__Work required__.
With no line left out, restate the data word for word.
*** Begin section ***
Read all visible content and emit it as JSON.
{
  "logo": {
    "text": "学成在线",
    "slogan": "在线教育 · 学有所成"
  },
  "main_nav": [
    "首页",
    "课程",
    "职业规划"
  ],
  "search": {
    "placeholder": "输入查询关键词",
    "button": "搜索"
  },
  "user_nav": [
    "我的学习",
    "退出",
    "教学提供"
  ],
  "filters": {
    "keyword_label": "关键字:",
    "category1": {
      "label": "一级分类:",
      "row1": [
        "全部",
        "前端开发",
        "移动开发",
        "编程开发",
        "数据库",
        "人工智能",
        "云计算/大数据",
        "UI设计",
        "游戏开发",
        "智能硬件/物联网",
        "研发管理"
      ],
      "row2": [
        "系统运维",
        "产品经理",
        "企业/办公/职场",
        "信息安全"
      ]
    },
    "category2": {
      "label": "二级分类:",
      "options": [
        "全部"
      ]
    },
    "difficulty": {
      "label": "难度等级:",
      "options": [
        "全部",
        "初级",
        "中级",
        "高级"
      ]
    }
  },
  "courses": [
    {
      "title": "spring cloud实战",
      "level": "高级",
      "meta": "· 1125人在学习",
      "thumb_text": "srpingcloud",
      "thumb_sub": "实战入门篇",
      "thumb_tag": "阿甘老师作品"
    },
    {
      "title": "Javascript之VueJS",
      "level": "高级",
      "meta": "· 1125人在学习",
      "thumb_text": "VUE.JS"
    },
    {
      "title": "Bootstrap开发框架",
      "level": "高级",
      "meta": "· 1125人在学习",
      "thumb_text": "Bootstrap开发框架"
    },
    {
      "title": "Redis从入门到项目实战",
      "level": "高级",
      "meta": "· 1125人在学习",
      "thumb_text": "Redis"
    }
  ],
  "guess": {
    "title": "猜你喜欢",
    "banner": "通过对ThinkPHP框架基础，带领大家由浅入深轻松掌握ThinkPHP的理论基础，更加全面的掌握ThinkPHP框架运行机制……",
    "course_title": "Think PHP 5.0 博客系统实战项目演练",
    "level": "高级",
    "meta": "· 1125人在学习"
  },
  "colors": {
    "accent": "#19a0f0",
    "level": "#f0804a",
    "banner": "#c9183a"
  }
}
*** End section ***
__Result of this task__.
Read all visible content and emit it as JSON.
{
  "logo": {
    "text": "学成在线",
    "slogan": "在线教育 · 学有所成"
  },
  "main_nav": [
    "首页",
    "课程",
    "职业规划"
  ],
  "search": {
    "placeholder": "输入查询关键词",
    "button": "搜索"
  },
  "user_nav": [
    "我的学习",
    "退出",
    "教学提供"
  ],
  "filters": {
    "keyword_label": "关键字:",
    "category1": {
      "label": "一级分类:",
      "row1": [
        "全部",
        "前端开发",
        "移动开发",
        "编程开发",
        "数据库",
        "人工智能",
        "云计算/大数据",
        "UI设计",
        "游戏开发",
        "智能硬件/物联网",
        "研发管理"
      ],
      "row2": [
        "系统运维",
        "产品经理",
        "企业/办公/职场",
        "信息安全"
      ]
    },
    "category2": {
      "label": "二级分类:",
      "options": [
        "全部"
      ]
    },
    "difficulty": {
      "label": "难度等级:",
      "options": [
        "全部",
        "初级",
        "中级",
        "高级"
      ]
    }
  },
  "courses": [
    {
      "title": "spring cloud实战",
      "level": "高级",
      "meta": "· 1125人在学习",
      "thumb_text": "srpingcloud",
      "thumb_sub": "实战入门篇",
      "thumb_tag": "阿甘老师作品"
    },
    {
      "title": "Javascript之VueJS",
      "level": "高级",
      "meta": "· 1125人在学习",
      "thumb_text": "VUE.JS"
    },
    {
      "title": "Bootstrap开发框架",
      "level": "高级",
      "meta": "· 1125人在学习",
      "thumb_text": "Bootstrap开发框架"
    },
    {
      "title": "Redis从入门到项目实战",
      "level": "高级",
      "meta": "· 1125人在学习",
      "thumb_text": "Redis"
    }
  ],
  "guess": {
    "title": "猜你喜欢",
    "banner": "通过对ThinkPHP框架基础，带领大家由浅入深轻松掌握ThinkPHP的理论基础，更加全面的掌握ThinkPHP框架运行机制……",
    "course_title": "Think PHP 5.0 博客系统实战项目演练",
    "level": "高级",
    "meta": "· 1125人在学习"
  },
  "colors": {
    "accent": "#19a0f0",
    "level": "#f0804a",
    "banner": "#c9183a"
  }
}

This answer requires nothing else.